-- HOW TO COMPLETE THIS TASK --
When you write the records again, keep every line exactly as it was.

--

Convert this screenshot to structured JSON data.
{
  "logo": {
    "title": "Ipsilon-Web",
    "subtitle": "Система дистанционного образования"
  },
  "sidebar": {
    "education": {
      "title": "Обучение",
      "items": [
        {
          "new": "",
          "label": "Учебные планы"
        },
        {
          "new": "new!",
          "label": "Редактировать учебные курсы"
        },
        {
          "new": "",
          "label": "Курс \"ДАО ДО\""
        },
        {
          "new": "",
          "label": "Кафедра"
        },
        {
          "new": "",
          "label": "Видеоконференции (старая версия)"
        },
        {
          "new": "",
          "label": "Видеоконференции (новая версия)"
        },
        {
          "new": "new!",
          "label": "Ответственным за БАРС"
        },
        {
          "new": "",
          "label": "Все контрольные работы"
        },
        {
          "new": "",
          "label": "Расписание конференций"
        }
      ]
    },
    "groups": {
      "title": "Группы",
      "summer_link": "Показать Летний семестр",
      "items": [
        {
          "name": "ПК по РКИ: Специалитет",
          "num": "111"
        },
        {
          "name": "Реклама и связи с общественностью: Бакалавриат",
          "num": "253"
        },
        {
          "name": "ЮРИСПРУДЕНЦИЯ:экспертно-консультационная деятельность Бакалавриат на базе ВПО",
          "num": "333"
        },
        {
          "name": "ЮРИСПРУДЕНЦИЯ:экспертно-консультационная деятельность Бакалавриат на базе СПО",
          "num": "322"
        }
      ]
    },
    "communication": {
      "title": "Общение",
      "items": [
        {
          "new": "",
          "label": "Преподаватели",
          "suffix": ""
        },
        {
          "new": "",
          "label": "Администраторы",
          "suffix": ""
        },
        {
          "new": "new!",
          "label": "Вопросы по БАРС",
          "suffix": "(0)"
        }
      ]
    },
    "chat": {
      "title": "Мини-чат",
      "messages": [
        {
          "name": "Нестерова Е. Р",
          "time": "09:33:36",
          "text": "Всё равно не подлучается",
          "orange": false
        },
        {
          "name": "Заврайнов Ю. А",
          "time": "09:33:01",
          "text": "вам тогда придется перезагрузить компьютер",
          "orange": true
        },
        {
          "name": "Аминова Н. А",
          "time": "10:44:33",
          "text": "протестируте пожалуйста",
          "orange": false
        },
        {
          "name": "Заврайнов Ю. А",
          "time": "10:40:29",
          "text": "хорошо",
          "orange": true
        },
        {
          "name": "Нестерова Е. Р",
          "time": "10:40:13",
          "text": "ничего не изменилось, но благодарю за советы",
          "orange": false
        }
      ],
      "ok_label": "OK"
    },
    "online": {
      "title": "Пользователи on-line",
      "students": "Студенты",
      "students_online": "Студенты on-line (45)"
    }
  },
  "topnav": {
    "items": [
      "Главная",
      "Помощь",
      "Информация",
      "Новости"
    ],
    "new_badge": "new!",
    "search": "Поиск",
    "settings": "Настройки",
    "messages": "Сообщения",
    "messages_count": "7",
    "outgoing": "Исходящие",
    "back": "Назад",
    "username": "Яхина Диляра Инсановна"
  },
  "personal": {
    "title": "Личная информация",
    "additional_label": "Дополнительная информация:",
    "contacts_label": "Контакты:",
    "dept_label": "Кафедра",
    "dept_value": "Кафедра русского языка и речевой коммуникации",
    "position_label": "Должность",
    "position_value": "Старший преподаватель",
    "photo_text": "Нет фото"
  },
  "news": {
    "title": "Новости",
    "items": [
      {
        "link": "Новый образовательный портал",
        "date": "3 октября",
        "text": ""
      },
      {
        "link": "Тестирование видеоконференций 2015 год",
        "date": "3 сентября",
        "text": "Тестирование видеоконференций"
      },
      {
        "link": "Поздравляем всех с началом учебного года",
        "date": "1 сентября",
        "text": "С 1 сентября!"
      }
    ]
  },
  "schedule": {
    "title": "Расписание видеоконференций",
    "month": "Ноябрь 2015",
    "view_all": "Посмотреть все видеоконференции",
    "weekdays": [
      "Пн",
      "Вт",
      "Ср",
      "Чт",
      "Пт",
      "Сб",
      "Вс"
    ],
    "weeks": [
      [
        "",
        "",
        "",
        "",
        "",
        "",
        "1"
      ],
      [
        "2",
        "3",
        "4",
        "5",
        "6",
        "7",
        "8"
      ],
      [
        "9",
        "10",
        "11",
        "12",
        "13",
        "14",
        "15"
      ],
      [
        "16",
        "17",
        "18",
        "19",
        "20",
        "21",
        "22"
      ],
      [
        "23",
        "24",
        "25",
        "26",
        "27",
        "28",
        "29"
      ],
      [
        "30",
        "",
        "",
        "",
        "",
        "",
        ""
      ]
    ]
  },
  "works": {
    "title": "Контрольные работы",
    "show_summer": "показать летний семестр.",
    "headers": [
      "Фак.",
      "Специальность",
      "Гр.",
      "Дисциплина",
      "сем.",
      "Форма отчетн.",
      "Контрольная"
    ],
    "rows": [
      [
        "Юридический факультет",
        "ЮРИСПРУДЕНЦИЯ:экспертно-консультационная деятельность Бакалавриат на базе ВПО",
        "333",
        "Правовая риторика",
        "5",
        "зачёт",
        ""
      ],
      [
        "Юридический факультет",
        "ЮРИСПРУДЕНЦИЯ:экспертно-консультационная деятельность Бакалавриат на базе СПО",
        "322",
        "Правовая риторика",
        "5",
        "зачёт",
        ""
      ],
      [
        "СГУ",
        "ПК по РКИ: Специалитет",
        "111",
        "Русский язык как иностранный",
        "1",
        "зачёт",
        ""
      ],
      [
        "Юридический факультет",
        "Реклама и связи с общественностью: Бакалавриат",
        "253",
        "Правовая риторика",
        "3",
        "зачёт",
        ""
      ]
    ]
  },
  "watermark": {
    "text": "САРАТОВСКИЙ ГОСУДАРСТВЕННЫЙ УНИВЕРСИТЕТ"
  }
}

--

-- ANSWER SPACE --
Convert this screenshot to structured JSON data.
{
  "logo": {
    "title": "Ipsilon-Web",
    "subtitle": "Система дистанционного образования"
  },
  "sidebar": {
    "education": {
      "title": "Обучение",
      "items": [
        {
          "new": "",
          "label": "Учебные планы"
        },
        {
          "new": "new!",
          "label": "Редактировать учебные курсы"
        },
        {
          "new": "",
          "label": "Курс \"ДАО ДО\""
        },
        {
          "new": "",
          "label": "Кафедра"
        },
        {
          "new": "",
          "label": "Видеоконференции (старая версия)"
        },
        {
          "new": "",
          "label": "Видеоконференции (новая версия)"
        },
        {
          "new": "new!",
          "label": "Ответственным за БАРС"
        },
        {
          "new": "",
          "label": "Все контрольные работы"
        },
        {
          "new": "",
          "label": "Расписание конференций"
        }
      ]
    },
    "groups": {
      "title": "Группы",
      "summer_link": "Показать Летний семестр",
      "items": [
        {
          "name": "ПК по РКИ: Специалитет",
          "num": "111"
        },
        {
          "name": "Реклама и связи с общественностью: Бакалавриат",
          "num": "253"
        },
        {
          "name": "ЮРИСПРУДЕНЦИЯ:экспертно-консультационная деятельность Бакалавриат на базе ВПО",
          "num": "333"
        },
        {
          "name": "ЮРИСПРУДЕНЦИЯ:экспертно-консультационная деятельность Бакалавриат на базе СПО",
          "num": "322"
        }
      ]
    },
    "communication": {
      "title": "Общение",
      "items": [
        {
          "new": "",
          "label": "Преподаватели",
          "suffix": ""
        },
        {
          "new": "",
          "label": "Администраторы",
          "suffix": ""
        },
        {
          "new": "new!",
          "label": "Вопросы по БАРС",
          "suffix": "(0)"
        }
      ]
    },
    "chat": {
      "title": "Мини-чат",
      "messages": [
        {
          "name": "Нестерова Е. Р",
          "time": "09:33:36",
          "text": "Всё равно не подлучается",
          "orange": false
        },
        {
          "name": "Заврайнов Ю. А",
          "time": "09:33:01",
          "text": "вам тогда придется перезагрузить компьютер",
          "orange": true
        },
        {
          "name": "Аминова Н. А",
          "time": "10:44:33",
          "text": "протестируте пожалуйста",
          "orange": false
        },
        {
          "name": "Заврайнов Ю. А",
          "time": "10:40:29",
          "text": "хорошо",
          "orange": true
        },
        {
          "name": "Нестерова Е. Р",
          "time": "10:40:13",
          "text": "ничего не изменилось, но благодарю за советы",
          "orange": false
        }
      ],
      "ok_label": "OK"
    },
    "online": {
      "title": "Пользователи on-line",
      "students": "Студенты",
      "students_online": "Студенты on-line (45)"
    }
  },
  "topnav": {
    "items": [
      "Главная",
      "Помощь",
      "Информация",
      "Новости"
    ],
    "new_badge": "new!",
    "search": "Поиск",
    "settings": "Настройки",
    "messages": "Сообщения",
    "messages_count": "7",
    "outgoing": "Исходящие",
    "back": "Назад",
    "username": "Яхина Диляра Инсановна"
  },
  "personal": {
    "title": "Личная информация",
    "additional_label": "Дополнительная информация:",
    "contacts_label": "Контакты:",
    "dept_label": "Кафедра",
    "dept_value": "Кафедра русского языка и речевой коммуникации",
    "position_label": "Должность",
    "position_value": "Старший преподаватель",
    "photo_text": "Нет фото"
  },
  "news": {
    "title": "Новости",
    "items": [
      {
        "link": "Новый образовательный портал",
        "date": "3 октября",
        "text": ""
      },
      {
        "link": "Тестирование видеоконференций 2015 год",
        "date": "3 сентября",
        "text": "Тестирование видеоконференций"
      },
      {
        "link": "Поздравляем всех с началом учебного года",
        "date": "1 сентября",
        "text": "С 1 сентября!"
      }
    ]
  },
  "schedule": {
    "title": "Расписание видеоконференций",
    "month": "Ноябрь 2015",
    "view_all": "Посмотреть все видеоконференции",
    "weekdays": [
      "Пн",
      "Вт",
      "Ср",
      "Чт",
      "Пт",
      "Сб",
      "Вс"
    ],
    "weeks": [
      [
        "",
        "",
        "",
        "",
        "",
        "",
        "1"
      ],
      [
        "2",
        "3",
        "4",
        "5",
        "6",
        "7",
        "8"
      ],
      [
        "9",
        "10",
        "11",
        "12",
        "13",
        "14",
        "15"
      ],
      [
        "16",
        "17",
        "18",
        "19",
        "20",
        "21",
        "22"
      ],
      [
        "23",
        "24",
        "25",
        "26",
        "27",
        "28",
        "29"
      ],
      [
        "30",
        "",
        "",
        "",
        "",
        "",
        ""
      ]
    ]
  },
  "works": {
    "title": "Контрольные работы",
    "show_summer": "показать летний семестр.",
    "headers": [
      "Фак.",
      "Специальность",
      "Гр.",
      "Дисциплина",
      "сем.",
      "Форма отчетн.",
      "Контрольная"
    ],
    "rows": [
      [
        "Юридический факультет",
        "ЮРИСПРУДЕНЦИЯ:экспертно-консультационная деятельность Бакалавриат на базе ВПО",
        "333",
        "Правовая риторика",
        "5",
        "зачёт",
        ""
      ],
      [
        "Юридический факультет",
        "ЮРИСПРУДЕНЦИЯ:экспертно-консультационная деятельность Бакалавриат на базе СПО",
        "322",
        "Правовая риторика",
        "5",
        "зачёт",
        ""
      ],
      [
        "СГУ",
        "ПК по РКИ: Специалитет",
        "111",
        "Русский язык как иностранный",
        "1",
        "зачёт",
        ""
      ],
      [
        "Юридический факультет",
        "Реклама и связи с общественностью: Бакалавриат",
        "253",
        "Правовая риторика",
        "3",
        "зачёт",
        ""
      ]
    ]
  },
  "watermark": {
    "text": "САРАТОВСКИЙ ГОСУДАРСТВЕННЫЙ УНИВЕРСИТЕТ"
  }
}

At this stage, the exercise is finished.